Tim Cook, the Apple CEO, made some strong pro-privacy statements while addressing the White House’s Summit on Cybersecurity and Consumer Protection held at Stanford University. He minced no words while urging government and tech companies to work in unison for safeguarding the privacy of their consumers. He even warned of ‘dire consequences’ if the latter fail to protect the privacy of those who use their products.
Not a man of too many words, Cook gave a brief 12 minute speech in which he touched the topic of user privacy most effectively.
Giving up our privacy to digital technologies exposes us to greater risks than just identity theft and financial losses—serious though those things are, Cook said on Friday.
“History has shown us that sacrificing our right to privacy can have dire consequences,” Cook said.
“We still live in a world where all people are not treated equally,” he said, “where too many people do not feel free to practice their religion or express their opinion or love who they choose, a world in which that information can make the difference between life or death.”
There is no doubt that he was taking a dig at companies like Facebook and Google which are earning billions out of collecting personal data of their users and storing them on to their huge servers.
Additionally, that was also perhaps a reference to oppressive regimes in closed societies which come down heavily against citizens for political beliefs or their sexual orientation. But when analysts viewed his comments from a wider angle, coming as they do while speaking to an audience consisting of U.S. policy makers, his remarks are also a reminder of the government’s need to protect privacy as it conducts its digital surveillance campaigns.

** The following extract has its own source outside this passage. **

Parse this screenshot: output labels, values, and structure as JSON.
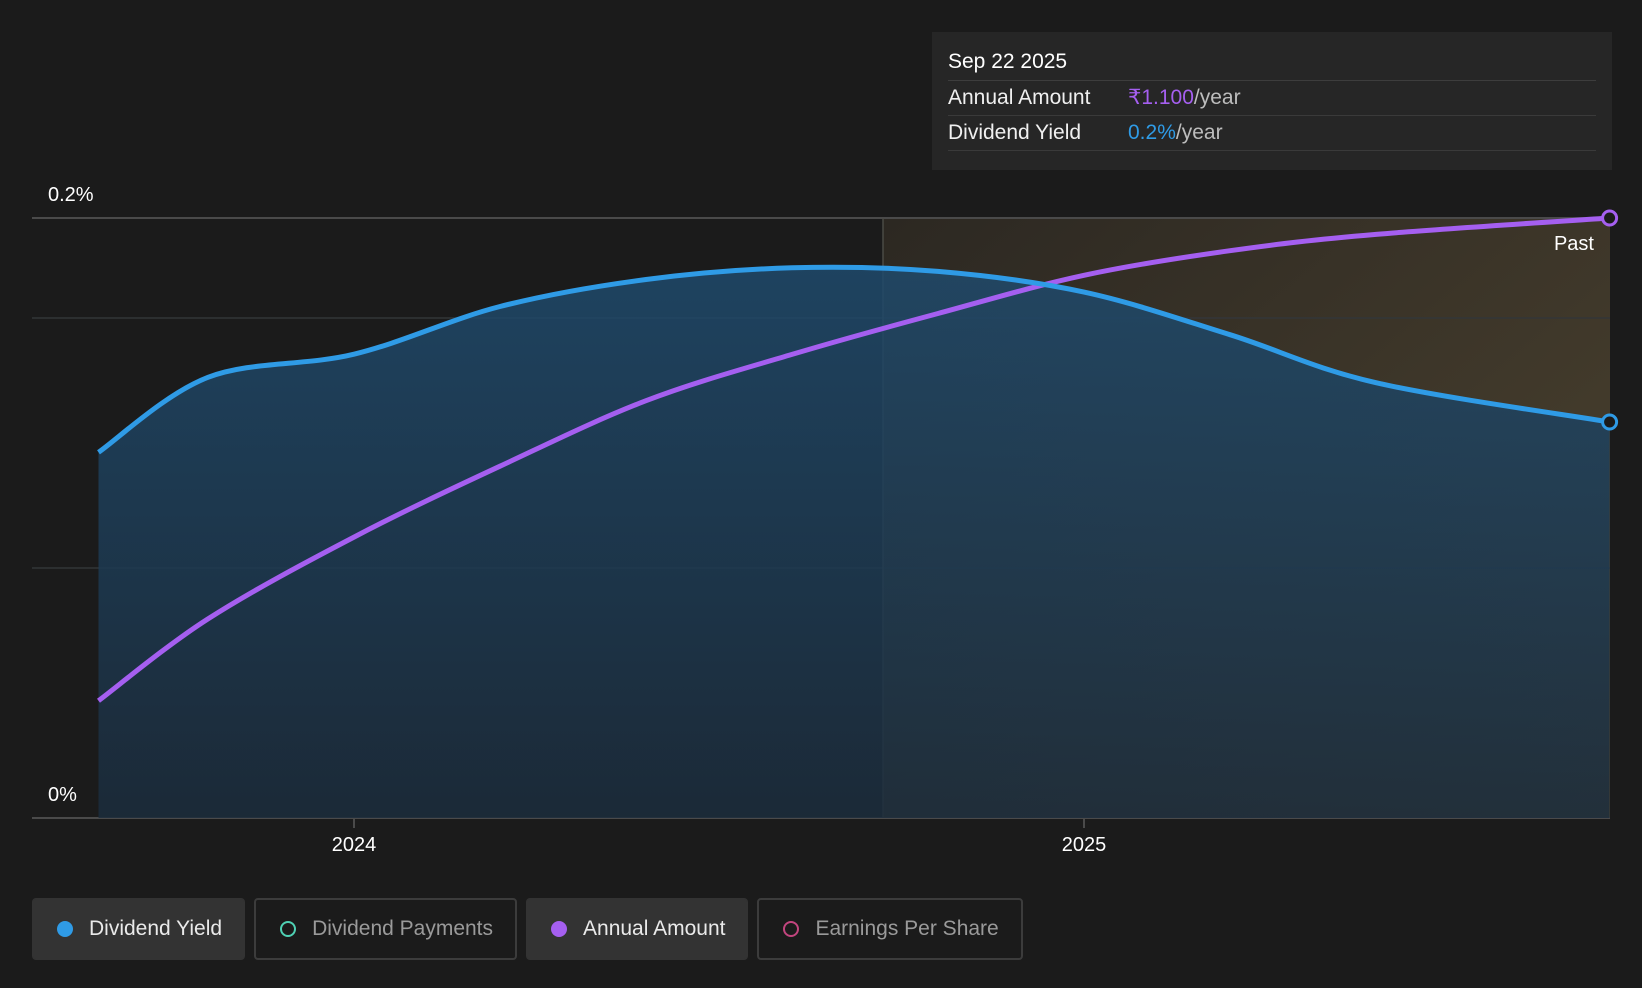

“If those of us in positions of responsibility fail to do everything in our power to protect the right of privacy, we risk something far more valuable than money. We risk our way of life,” he said.
It is to be noted that while other tech giants like Google and Microsoft sent out only their representatives at the summit, Apple chose to send their CEO himself. This, according to experts, reflects the widening rift between Silicon Valley and the U.S. government over its surveillance programs.